And you thought this flow-control-management-stuff was only relevant to backbone routers, eh? Well, IPTV puts the lie to that...

Note: Google "bufferbloat" for more info on how poor transmit/receive buffer management in Home routers affects real-world speed. There's lots of routers where buffer management is done poorly - causing "packet-stall" - and therefore lower transfer rate than should actually be possible.

-

Hope this helps.

bjcsoln

join:2013-08-03

Wow - thanks for the very thorough explanation. Its going to take me awhile to go through it and fully digest it, but I will take the time as I want to get a better understanding of all of the different pieces / technologies related to networking, IP and IPTV.

I know one of the next avenues I want to explore is trying to understand and quantify exactly how well my internet connection performs - I am d/t Vancouver in a somewhat new building (12 years old) paying for TELUS 15/1. Reading some of the other threads here it sounds like if you do know what you are talking about, and provide some real data, you can get TELUS to buck up and provide a service that is closer to what they advertise (well, closer to the higher end of the range that is).

Anyway, again thanks for the feedback.
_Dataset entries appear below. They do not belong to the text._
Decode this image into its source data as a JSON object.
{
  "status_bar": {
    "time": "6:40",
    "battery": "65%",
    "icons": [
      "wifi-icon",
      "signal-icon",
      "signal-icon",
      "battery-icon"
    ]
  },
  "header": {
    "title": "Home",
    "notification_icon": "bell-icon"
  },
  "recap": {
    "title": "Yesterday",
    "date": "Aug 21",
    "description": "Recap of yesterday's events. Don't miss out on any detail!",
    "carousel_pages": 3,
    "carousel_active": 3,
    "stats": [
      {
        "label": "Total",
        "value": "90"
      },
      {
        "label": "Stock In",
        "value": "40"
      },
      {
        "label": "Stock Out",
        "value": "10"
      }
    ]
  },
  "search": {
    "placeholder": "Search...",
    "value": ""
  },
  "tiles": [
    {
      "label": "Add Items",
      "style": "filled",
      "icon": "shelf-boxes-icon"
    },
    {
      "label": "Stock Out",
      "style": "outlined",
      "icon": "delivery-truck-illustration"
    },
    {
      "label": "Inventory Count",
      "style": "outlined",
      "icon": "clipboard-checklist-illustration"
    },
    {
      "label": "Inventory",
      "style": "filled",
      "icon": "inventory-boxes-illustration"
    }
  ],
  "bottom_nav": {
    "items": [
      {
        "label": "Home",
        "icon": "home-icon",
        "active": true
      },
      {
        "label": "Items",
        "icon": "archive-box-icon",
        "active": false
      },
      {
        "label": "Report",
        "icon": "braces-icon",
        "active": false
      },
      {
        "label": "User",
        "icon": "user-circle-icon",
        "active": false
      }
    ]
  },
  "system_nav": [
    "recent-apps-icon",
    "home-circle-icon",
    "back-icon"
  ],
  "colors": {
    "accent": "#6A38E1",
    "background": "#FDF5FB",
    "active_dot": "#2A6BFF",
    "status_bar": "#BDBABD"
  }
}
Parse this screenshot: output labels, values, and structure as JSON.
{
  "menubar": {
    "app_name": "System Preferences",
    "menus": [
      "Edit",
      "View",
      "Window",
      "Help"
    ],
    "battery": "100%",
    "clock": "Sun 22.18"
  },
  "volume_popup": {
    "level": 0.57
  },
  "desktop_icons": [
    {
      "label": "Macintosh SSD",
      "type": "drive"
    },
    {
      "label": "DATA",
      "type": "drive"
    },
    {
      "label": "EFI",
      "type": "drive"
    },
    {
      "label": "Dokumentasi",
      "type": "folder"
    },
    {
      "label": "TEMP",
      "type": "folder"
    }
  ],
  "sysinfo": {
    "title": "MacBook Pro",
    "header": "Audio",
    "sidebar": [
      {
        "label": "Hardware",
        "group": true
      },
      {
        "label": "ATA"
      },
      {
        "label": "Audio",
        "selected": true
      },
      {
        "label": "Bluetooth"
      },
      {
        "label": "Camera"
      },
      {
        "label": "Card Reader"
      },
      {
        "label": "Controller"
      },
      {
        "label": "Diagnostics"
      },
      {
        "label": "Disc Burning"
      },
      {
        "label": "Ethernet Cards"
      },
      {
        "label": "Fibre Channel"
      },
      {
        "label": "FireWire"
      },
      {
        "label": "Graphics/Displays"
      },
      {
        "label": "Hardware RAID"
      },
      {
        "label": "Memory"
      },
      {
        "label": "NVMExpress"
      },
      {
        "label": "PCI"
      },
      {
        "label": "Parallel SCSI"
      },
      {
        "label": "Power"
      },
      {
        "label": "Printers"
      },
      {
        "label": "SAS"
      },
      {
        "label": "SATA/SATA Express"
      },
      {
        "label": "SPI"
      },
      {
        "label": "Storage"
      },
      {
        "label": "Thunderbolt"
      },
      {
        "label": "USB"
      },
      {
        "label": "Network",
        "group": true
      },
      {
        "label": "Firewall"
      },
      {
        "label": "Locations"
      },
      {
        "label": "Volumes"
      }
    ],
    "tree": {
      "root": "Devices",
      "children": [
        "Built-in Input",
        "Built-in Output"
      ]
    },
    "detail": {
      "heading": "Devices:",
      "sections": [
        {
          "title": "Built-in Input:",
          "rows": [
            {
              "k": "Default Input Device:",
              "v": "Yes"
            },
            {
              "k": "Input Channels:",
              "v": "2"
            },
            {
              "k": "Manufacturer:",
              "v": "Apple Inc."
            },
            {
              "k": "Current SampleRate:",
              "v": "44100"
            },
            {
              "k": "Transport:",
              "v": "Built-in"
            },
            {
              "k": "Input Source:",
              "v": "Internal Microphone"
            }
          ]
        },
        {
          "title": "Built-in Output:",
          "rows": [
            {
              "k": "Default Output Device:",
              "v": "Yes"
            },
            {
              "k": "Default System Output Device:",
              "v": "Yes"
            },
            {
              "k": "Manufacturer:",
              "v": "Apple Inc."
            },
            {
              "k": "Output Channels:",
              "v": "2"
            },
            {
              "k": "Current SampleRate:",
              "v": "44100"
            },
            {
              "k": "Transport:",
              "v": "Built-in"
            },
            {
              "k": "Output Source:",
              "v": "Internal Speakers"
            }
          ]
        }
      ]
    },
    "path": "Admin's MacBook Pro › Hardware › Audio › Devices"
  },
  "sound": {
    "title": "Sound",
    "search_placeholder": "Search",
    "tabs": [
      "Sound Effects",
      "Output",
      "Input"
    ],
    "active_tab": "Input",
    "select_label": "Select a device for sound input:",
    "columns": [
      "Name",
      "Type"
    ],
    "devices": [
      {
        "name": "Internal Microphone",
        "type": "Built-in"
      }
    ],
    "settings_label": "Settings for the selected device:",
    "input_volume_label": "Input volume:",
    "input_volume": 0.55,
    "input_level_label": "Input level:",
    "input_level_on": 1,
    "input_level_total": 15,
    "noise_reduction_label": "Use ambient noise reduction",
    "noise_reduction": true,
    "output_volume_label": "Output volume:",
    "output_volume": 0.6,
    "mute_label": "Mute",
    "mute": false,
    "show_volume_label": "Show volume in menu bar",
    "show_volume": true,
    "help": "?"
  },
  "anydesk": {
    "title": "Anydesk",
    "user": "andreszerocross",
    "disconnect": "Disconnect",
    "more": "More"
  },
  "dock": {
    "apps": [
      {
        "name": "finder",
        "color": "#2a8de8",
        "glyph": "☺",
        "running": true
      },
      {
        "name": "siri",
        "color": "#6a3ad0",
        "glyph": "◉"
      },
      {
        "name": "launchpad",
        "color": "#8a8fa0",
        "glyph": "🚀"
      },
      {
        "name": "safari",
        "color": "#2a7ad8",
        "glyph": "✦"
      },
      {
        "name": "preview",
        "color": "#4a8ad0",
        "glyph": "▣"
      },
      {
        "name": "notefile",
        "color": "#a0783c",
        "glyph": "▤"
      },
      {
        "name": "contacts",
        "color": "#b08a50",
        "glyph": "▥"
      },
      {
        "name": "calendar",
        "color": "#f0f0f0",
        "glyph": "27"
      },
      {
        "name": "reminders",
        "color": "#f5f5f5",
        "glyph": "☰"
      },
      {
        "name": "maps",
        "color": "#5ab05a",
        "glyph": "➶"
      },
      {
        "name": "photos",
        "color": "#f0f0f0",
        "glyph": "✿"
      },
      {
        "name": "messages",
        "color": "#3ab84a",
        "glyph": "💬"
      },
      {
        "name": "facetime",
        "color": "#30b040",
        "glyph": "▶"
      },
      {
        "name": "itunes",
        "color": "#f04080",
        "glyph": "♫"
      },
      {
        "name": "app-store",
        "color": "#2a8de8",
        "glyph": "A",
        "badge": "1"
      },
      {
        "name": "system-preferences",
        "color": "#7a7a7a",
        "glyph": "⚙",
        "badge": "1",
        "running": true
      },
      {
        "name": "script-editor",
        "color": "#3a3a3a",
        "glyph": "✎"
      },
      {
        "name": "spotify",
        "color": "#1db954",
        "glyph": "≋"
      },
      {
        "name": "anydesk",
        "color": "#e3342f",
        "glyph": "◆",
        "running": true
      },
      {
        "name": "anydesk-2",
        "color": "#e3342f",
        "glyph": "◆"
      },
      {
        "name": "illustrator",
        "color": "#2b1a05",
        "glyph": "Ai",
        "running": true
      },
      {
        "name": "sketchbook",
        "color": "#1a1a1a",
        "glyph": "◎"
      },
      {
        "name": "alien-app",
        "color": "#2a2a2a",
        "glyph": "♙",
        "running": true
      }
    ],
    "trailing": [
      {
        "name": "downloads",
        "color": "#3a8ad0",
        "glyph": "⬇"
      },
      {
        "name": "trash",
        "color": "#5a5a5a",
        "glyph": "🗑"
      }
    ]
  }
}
This new configuration appears to be running very smoothly (its been a week) so now time to understand what I can do next and give it a whirl!

B.